Like many American Realist and Impressionist painters who found inspiration in summer watering-holes along the east coast, Glackens was attracted to Bellport not only because of the subjetct matter it offered, but also because of the casual lifestyle and summertime activities that he could pursue there. H.B. Weinberg, D. Bolger and D.P. Curry have noted, "As Glackens recorded it in many works . . . the shoreline [at Bellport] was punctuated by rickety gazebos, jetties, rafts and water slides, and dressing sheds and [it] seems extremely commonplace in comparison with the elegant beaches that Boudin depicted at Deauville or Trouville or that Chase recorded at Shinnecock. The liveliness of his figures' poses and of his paint application is entirely consistant with the casual energy and spontaneous activity associated with the young people whom Glackens pictures." (American Impressionism and Realism: The Painting of Modern Life, Metropolitan Museum of Art, New York, 1994, p. 12) Glackens selected a site for The Green Beach Cottage, Bellport, Long Island that was close to the center of the summertime activities, such as the Bellport Yacht Club.

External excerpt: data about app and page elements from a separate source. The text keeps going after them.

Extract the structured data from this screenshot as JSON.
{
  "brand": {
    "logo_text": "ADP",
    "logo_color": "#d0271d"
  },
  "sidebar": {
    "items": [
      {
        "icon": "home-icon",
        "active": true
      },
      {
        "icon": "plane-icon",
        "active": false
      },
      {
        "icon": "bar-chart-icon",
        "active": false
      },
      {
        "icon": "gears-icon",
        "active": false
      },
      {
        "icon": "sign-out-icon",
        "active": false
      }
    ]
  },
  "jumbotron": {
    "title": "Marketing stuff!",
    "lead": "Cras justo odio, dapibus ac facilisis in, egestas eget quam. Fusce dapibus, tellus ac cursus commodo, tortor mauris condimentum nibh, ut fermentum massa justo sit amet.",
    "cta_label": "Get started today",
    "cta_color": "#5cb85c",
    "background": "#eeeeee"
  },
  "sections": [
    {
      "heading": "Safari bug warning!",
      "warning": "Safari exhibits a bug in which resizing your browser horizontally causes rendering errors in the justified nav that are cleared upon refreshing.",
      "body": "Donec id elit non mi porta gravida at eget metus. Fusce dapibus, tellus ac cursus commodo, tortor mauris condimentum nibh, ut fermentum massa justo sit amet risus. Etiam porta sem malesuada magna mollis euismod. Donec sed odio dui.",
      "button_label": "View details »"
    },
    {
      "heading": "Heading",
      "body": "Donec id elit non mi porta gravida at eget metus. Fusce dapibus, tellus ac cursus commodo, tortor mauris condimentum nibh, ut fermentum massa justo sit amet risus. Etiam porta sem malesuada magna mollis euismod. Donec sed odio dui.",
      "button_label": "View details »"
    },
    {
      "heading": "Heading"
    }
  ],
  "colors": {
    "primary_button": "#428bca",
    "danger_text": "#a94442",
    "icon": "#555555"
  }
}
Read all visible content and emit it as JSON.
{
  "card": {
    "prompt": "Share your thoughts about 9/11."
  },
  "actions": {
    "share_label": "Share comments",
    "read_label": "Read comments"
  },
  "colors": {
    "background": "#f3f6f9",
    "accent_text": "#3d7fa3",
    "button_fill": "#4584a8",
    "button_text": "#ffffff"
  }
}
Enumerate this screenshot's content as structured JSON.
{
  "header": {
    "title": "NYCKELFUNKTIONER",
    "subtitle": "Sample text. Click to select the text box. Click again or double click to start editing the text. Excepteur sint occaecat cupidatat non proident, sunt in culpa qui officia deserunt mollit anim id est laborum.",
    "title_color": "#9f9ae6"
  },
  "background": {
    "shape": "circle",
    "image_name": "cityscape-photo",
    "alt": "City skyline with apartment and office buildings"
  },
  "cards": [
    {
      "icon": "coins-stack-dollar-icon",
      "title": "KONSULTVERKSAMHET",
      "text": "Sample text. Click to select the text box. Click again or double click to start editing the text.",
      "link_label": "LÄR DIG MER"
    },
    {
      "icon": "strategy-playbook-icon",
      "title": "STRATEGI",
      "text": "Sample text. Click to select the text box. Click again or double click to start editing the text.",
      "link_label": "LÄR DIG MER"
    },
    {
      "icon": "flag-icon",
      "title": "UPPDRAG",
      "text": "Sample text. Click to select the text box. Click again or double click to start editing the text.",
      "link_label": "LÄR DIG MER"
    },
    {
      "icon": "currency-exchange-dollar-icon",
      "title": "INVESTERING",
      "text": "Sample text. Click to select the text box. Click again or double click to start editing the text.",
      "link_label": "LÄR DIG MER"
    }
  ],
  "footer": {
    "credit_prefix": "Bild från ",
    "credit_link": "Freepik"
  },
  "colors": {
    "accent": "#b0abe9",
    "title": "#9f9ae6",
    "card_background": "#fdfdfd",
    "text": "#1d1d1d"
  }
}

Glackens's special ability to develop a highly personal Impressionist technique and to translate the optimistic and carefree qualites of summertime onto canvas was recognized during his day. Albert E. Gallatin wrote, "It is interesting to follow Mr. Glackens's artistic growth, to see how his art has developed. Like all genuine artists, he has never been satisfied with his work, but has ever been an investigator, a seeker after new knowledge, hoping to increase his accomplishments . . . the beach scenes, completely enveloped in sparkling and joyous sunshine, in which the figures are placed in the landscape in a most masterly manner . . . are paintings which disclose his genius at its best." ("William Glackens," Magazine of Art, vol. 2, May 1916, p. 263)